Honeybee health info available in nutrition guide
The latest Honey Bee Nutrition Guide from the Honey Bee Health Coalition is designed to provide beekeepers important information available at their fingertips.
The guide is a review and manual providing comprehensive information for supplemental feeding in beehives, giving beekeepers a simple approach to the complex and nuanced world of honeybee nutrition, according to a news release.
“Understanding honey bee nutrition is no simple task, given the intricate social structure and diverse needs within a colony,” Priya Basu, an assistant professor of pollinator health and apiculture at Mississippi State University and the principal author of the guide, said in the release. “The Honey Bee Nutrition Guide addresses these challenges head-on, providing practical insights for beekeepers to navigate the seasonal variations and colony requirements effectively.”
Honeybee nutrition is a complex topic that varies based on landscape, time of year, and beekeeping objectives, Ana Heck, apiculture Extension educator at Michigan State University, said in the release. “Bees have changing nutritional needs as they progress through life stages from larval development to foraging workers. This guide serves as a roadmap for beekeepers to understand and meet the colony’s nutritional needs throughout the beekeeping season.”
Foragers, the scouts of the bee world, play a crucial role in sourcing floral resources such as pollen and nectar. In the absence of these natural resources, supplemental feeding becomes essential. The guide delves into the various considerations beekeepers must account for when deciding on supplemental feeding strategies, including the colony’s brood status, seasonal nutritional needs, and food reserves in the hives.
The guide also reviews the history of supplementing colonies with diets other than pollen, which dates back centuries. The guide traces this history, highlighting pivotal moments such as Amos Ives Root’s tests with various supplements in 1875 and the foundational research by Mykola H. Haydak and Elton W. Herbert, Jr. in the United States.

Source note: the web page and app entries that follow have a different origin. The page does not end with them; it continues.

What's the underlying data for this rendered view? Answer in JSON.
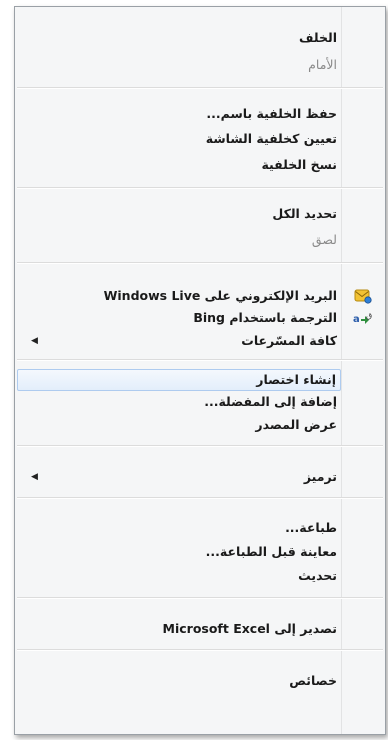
{
  "menu": {
    "items": [
      {
        "label": "الخلف"
      },
      {
        "label": "الأمام"
      },
      {
        "label": "حفظ الخلفية باسم..."
      },
      {
        "label": "تعيين كخلفية الشاشة"
      },
      {
        "label": "نسخ الخلفية"
      },
      {
        "label": "تحديد الكل"
      },
      {
        "label": "لصق"
      },
      {
        "label": "البريد الإلكتروني على Windows Live"
      },
      {
        "label": "الترجمة باستخدام Bing"
      },
      {
        "label": "كافة المسّرعات"
      },
      {
        "label": "إنشاء اختصار"
      },
      {
        "label": "إضافة إلى المفضلة..."
      },
      {
        "label": "عرض المصدر"
      },
      {
        "label": "ترميز"
      },
      {
        "label": "طباعة..."
      },
      {
        "label": "معاينة قبل الطباعة..."
      },
      {
        "label": "تحديث"
      },
      {
        "label": "تصدير إلى Microsoft Excel"
      },
      {
        "label": "خصائص"
      }
    ],
    "submenu_arrow": "◀",
    "icons": [
      "windows-live-mail-icon",
      "bing-translate-icon"
    ]
  }
}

The guide also emphasizes the importance of understanding the limitations of artificial supplements compared to the nutritional richness of natural pollen.

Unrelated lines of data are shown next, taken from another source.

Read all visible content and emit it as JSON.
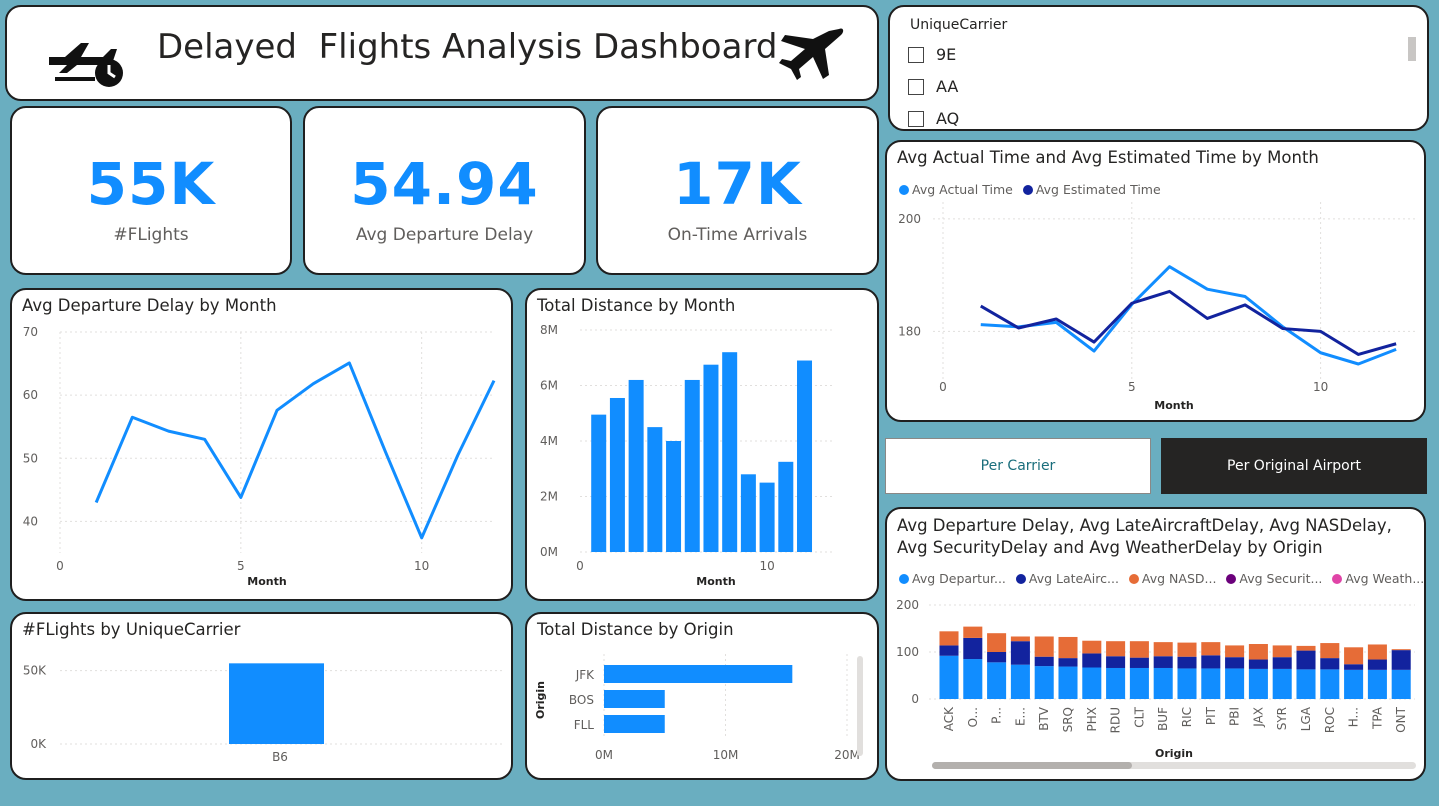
{
  "header": {
    "title": "Delayed  Flights Analysis Dashboard",
    "left_icon": "flight-delay-icon",
    "right_icon": "airplane-icon"
  },
  "kpis": [
    {
      "value": "55K",
      "label": "#FLights"
    },
    {
      "value": "54.94",
      "label": "Avg Departure Delay"
    },
    {
      "value": "17K",
      "label": "On-Time Arrivals"
    }
  ],
  "slicer": {
    "title": "UniqueCarrier",
    "items": [
      "9E",
      "AA",
      "AQ"
    ]
  },
  "buttons": {
    "per_carrier": "Per Carrier",
    "per_airport": "Per Original Airport"
  },
  "colors": {
    "accent": "#118dff",
    "dark_blue": "#12239e",
    "orange": "#e66c37",
    "purple": "#6b007b",
    "pink": "#e044a7",
    "active_button": "#252423"
  },
  "chart_data": [
    {
      "id": "delay_by_month",
      "type": "line",
      "title": "Avg Departure Delay by Month",
      "xlabel": "Month",
      "ylabel": "",
      "x": [
        1,
        2,
        3,
        4,
        5,
        6,
        7,
        8,
        9,
        10,
        11,
        12
      ],
      "values": [
        43,
        56.5,
        54.3,
        53,
        43.8,
        57.6,
        61.8,
        65.1,
        51,
        37.4,
        50.5,
        62.3
      ],
      "xlim": [
        0,
        12
      ],
      "ylim": [
        35,
        70
      ],
      "xticks": [
        "0",
        "5",
        "10"
      ],
      "yticks": [
        "40",
        "50",
        "60",
        "70"
      ],
      "grid": true
    },
    {
      "id": "distance_by_month",
      "type": "bar",
      "title": "Total Distance by Month",
      "xlabel": "Month",
      "ylabel": "",
      "x": [
        1,
        2,
        3,
        4,
        5,
        6,
        7,
        8,
        9,
        10,
        11,
        12
      ],
      "values": [
        4.95,
        5.55,
        6.2,
        4.5,
        4.0,
        6.2,
        6.75,
        7.2,
        2.8,
        2.5,
        3.25,
        6.9
      ],
      "unit": "M",
      "ylim": [
        0,
        8
      ],
      "xticks": [
        "0",
        "10"
      ],
      "yticks": [
        "0M",
        "2M",
        "4M",
        "6M",
        "8M"
      ],
      "grid": true
    },
    {
      "id": "time_by_month",
      "type": "line",
      "title": "Avg Actual Time and Avg Estimated Time by Month",
      "xlabel": "Month",
      "ylabel": "",
      "x": [
        1,
        2,
        3,
        4,
        5,
        6,
        7,
        8,
        9,
        10,
        11,
        12
      ],
      "series": [
        {
          "name": "Avg Actual Time",
          "color": "#118dff",
          "values": [
            181.2,
            180.8,
            181.6,
            176.5,
            184.8,
            191.5,
            187.5,
            186.2,
            180.8,
            176.2,
            174.2,
            176.8
          ]
        },
        {
          "name": "Avg Estimated Time",
          "color": "#12239e",
          "values": [
            184.5,
            180.6,
            182.2,
            178.1,
            185.0,
            187.1,
            182.3,
            184.7,
            180.5,
            180.0,
            175.9,
            177.8
          ]
        }
      ],
      "xlim": [
        0,
        12.5
      ],
      "ylim": [
        171,
        203
      ],
      "xticks": [
        "0",
        "5",
        "10"
      ],
      "yticks": [
        "180",
        "200"
      ],
      "legend": "top-left",
      "grid": true
    },
    {
      "id": "flights_by_carrier",
      "type": "bar",
      "title": "#FLights by UniqueCarrier",
      "categories": [
        "B6"
      ],
      "values": [
        55
      ],
      "unit": "K",
      "ylim": [
        0,
        60
      ],
      "yticks": [
        "0K",
        "50K"
      ],
      "grid": true
    },
    {
      "id": "distance_by_origin",
      "type": "bar",
      "orientation": "horizontal",
      "title": "Total Distance by Origin",
      "ylabel": "Origin",
      "categories": [
        "JFK",
        "BOS",
        "FLL"
      ],
      "values": [
        15.5,
        5.0,
        5.0
      ],
      "unit": "M",
      "xlim": [
        0,
        20
      ],
      "xticks": [
        "0M",
        "10M",
        "20M"
      ],
      "grid": true
    },
    {
      "id": "delays_by_origin",
      "type": "bar",
      "stacked": true,
      "title": "Avg Departure Delay, Avg LateAircraftDelay, Avg NASDelay, Avg SecurityDelay and Avg WeatherDelay by Origin",
      "xlabel": "Origin",
      "categories": [
        "ACK",
        "O...",
        "P...",
        "E...",
        "BTV",
        "SRQ",
        "PHX",
        "RDU",
        "CLT",
        "BUF",
        "RIC",
        "PIT",
        "PBI",
        "JAX",
        "SYR",
        "LGA",
        "ROC",
        "H...",
        "TPA",
        "ONT"
      ],
      "ylim": [
        0,
        200
      ],
      "yticks": [
        "0",
        "100",
        "200"
      ],
      "legend": "top",
      "grid": true,
      "series": [
        {
          "name": "Avg Departur...",
          "color": "#118dff",
          "values": [
            92,
            85,
            78,
            73,
            70,
            69,
            67,
            66,
            66,
            66,
            65,
            65,
            65,
            64,
            64,
            63,
            63,
            62,
            62,
            62
          ]
        },
        {
          "name": "Avg LateAirc...",
          "color": "#12239e",
          "values": [
            22,
            45,
            22,
            50,
            20,
            18,
            30,
            25,
            22,
            25,
            25,
            28,
            24,
            20,
            25,
            40,
            24,
            12,
            22,
            42
          ]
        },
        {
          "name": "Avg NASD...",
          "color": "#e66c37",
          "values": [
            30,
            24,
            40,
            10,
            43,
            45,
            27,
            32,
            35,
            30,
            30,
            28,
            25,
            33,
            25,
            10,
            32,
            36,
            32,
            2
          ]
        },
        {
          "name": "Avg Securit...",
          "color": "#6b007b",
          "values": [
            0,
            0,
            0,
            0,
            0,
            0,
            0,
            0,
            0,
            0,
            0,
            0,
            0,
            0,
            0,
            0,
            0,
            0,
            0,
            0
          ]
        },
        {
          "name": "Avg Weath...",
          "color": "#e044a7",
          "values": [
            0,
            0,
            0,
            0,
            0,
            0,
            0,
            0,
            0,
            0,
            0,
            0,
            0,
            0,
            0,
            0,
            0,
            0,
            0,
            0
          ]
        }
      ]
    }
  ]
}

“With practical insights, historical context, and a focus on sustainability, the Honey Bee Nutrition Guide aims to empower beekeepers to make informed decisions for the well-being of their colonies,” George Hansen of Foothills Honey Company and member of the guide’s review committee, said in the release. “This essential resource will undoubtedly contribute to the advancement of sustainable beekeeping practices.”

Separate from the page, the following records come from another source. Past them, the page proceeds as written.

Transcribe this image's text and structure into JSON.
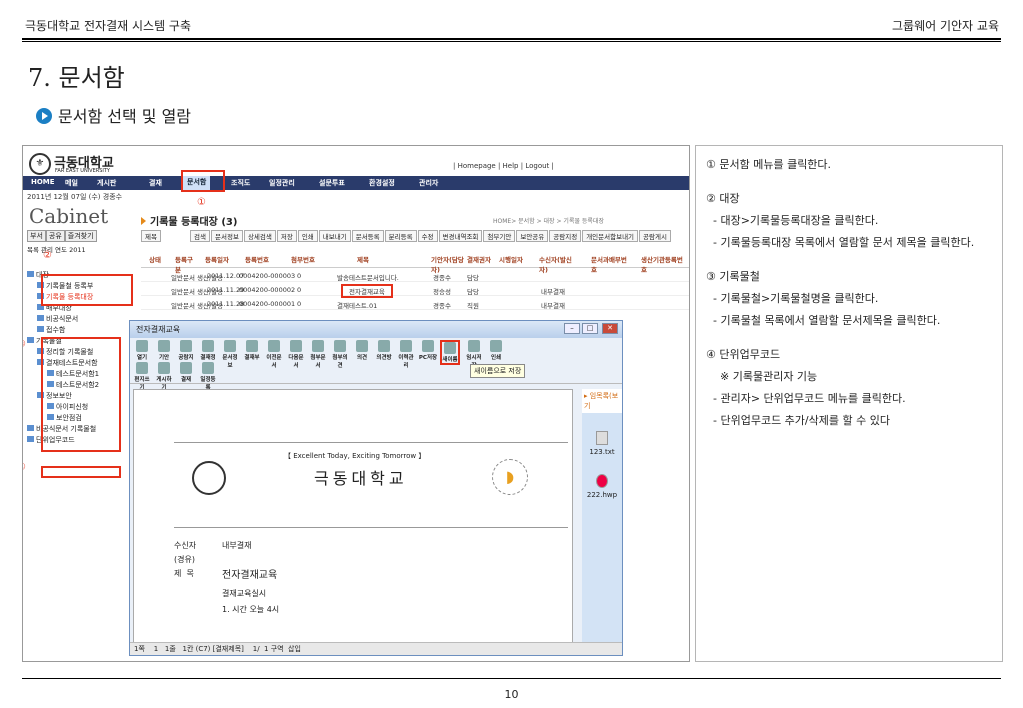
{
  "header": {
    "left": "극동대학교 전자결재 시스템 구축",
    "right": "그룹웨어 기안자 교육"
  },
  "section_title": "7. 문서함",
  "subsection_title": "문서함 선택 및 열람",
  "page_number": "10",
  "screenshot": {
    "logo": "극동대학교",
    "logo_sub": "FAR EAST UNIVERSITY",
    "top_links": "| Homepage | Help | Logout |",
    "nav": [
      "HOME",
      "메일",
      "게시판",
      "결재",
      "문서함",
      "조직도",
      "일정관리",
      "설문투표",
      "환경설정",
      "관리자"
    ],
    "date": "2011년 12월 07일 (수) 경종수",
    "cabinet": "Cabinet",
    "page_title": "기록물 등록대장 (3)",
    "breadcrumb": "HOME> 문서함 > 대장 > 기록물 등록대장",
    "left_tabs": [
      "부서",
      "공유",
      "즐겨찾기"
    ],
    "left_filter": "목록 관리 연도 2011",
    "search_select": "제목",
    "toolbar": [
      "검색",
      "문서정보",
      "상세검색",
      "저장",
      "인쇄",
      "내보내기",
      "문서등록",
      "분리등록",
      "수정",
      "변경내역조회",
      "첨부기안",
      "보안공유",
      "공람지정",
      "개인문서함보내기",
      "공람게시"
    ],
    "table_headers": [
      "상태",
      "등록구분",
      "등록일자",
      "등록번호",
      "첨부번호",
      "제목",
      "기안자(담당자)",
      "결재권자",
      "시행일자",
      "수신자(발신자)",
      "문서과배부번호",
      "생산기관등록번호"
    ],
    "rows": [
      {
        "kind": "일반문서 생산/발송",
        "date": "2011.12.07",
        "no": "0004200-000003",
        "att": "0",
        "title": "발송테스트문서입니다.",
        "drafter": "경종수",
        "approver": "담당",
        "recv": ""
      },
      {
        "kind": "일반문서 생산/발송",
        "date": "2011.11.29",
        "no": "0004200-000002",
        "att": "0",
        "title": "전자결재교육",
        "drafter": "정승성",
        "approver": "담당",
        "recv": "내부결재"
      },
      {
        "kind": "일반문서 생산/발송",
        "date": "2011.11.28",
        "no": "0004200-000001",
        "att": "0",
        "title": "결재테스트.01",
        "drafter": "경종수",
        "approver": "직원",
        "recv": "내부결재"
      }
    ],
    "tree": [
      "대장",
      "기록물철 등록부",
      "기록물 등록대장",
      "배부대장",
      "비공식문서",
      "접수함",
      "기록물철",
      "정리할 기록물철",
      "결재테스트문서함",
      "테스트문서함1",
      "테스트문서함2",
      "정보보안",
      "아이피신청",
      "보안점검",
      "비공식문서 기록물철",
      "단위업무코드"
    ],
    "markers": [
      "①",
      "②",
      "③",
      "④"
    ],
    "popup": {
      "title": "전자결재교육",
      "tools": [
        "열기",
        "기안",
        "공람지정",
        "결재정보",
        "문서정보",
        "결재부",
        "이전문서",
        "다음문서",
        "첨부문서",
        "첨부의견",
        "의견",
        "의견방",
        "이력관리",
        "PC저장",
        "새이름",
        "임시저장",
        "인쇄",
        "편지쓰기",
        "게시하기",
        "결재",
        "일정등록"
      ],
      "tooltip": "새이름으로 저장",
      "slogan": "【 Excellent Today, Exciting Tomorrow 】",
      "univ": "극동대학교",
      "recipient_label": "수신자",
      "recipient": "내부결재",
      "via_label": "(경유)",
      "subject_label": "제  목",
      "subject": "전자결재교육",
      "body1": "결재교육실시",
      "body2": "1. 시간 오늘 4시",
      "side_tab": "▸ 임목록(보기",
      "files": [
        "123.txt",
        "222.hwp"
      ],
      "status": "1쪽    1   1줄   1칸 (C7) [결재제목]    1/  1 구역  삽입"
    }
  },
  "notes": [
    "① 문서함 메뉴를 클릭한다.",
    "② 대장",
    "  - 대장>기록물등록대장을 클릭한다.",
    "  - 기록물등록대장 목록에서 열람할 문서 제목을 클릭한다.",
    "③ 기록물철",
    "  - 기록물철>기록물철명을 클릭한다.",
    "  - 기록물철 목록에서 열람할 문서제목을 클릭한다.",
    "④ 단위업무코드",
    "    ※ 기록물관리자 기능",
    "  - 관리자> 단위업무코드 메뉴를 클릭한다.",
    "  - 단위업무코드 추가/삭제를 할 수 있다"
  ]
}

The guide also includes a series of interviews with six commercial beekeepers who summarize what works for them when providing supplemental feeding to their honeybee colonies throughout the year, depending on their location and their beekeeping practices.
View the guide and more information at honeybeehealthcoalition.org/nutritionguide.
Based in Denver, Colorado, Honey Bee Health Coalition brings together beekeepers, growers, researchers, government agencies, agribusinesses, conservation groups, manufacturers, brands and other partners to improve the health of honeybees and other pollinators.
The organization’s mission is to collaboratively implement solutions that help achieve a healthy population of honey bees while also supporting populations of native and managed pollinators in the context of productive agricultural systems and thriving ecosystems. The coalition focuses on accelerating the collective impact of efforts in four key areas: forage and nutrition, hive management, crop pest management, and communications, outreach and education.
The Honey Bee Health Coalition is a project of the Keystone Policy Center, a nationally recognized nonprofit that brings together diverse stakeholders to find collaborative, actionable solutions to public policy challenges.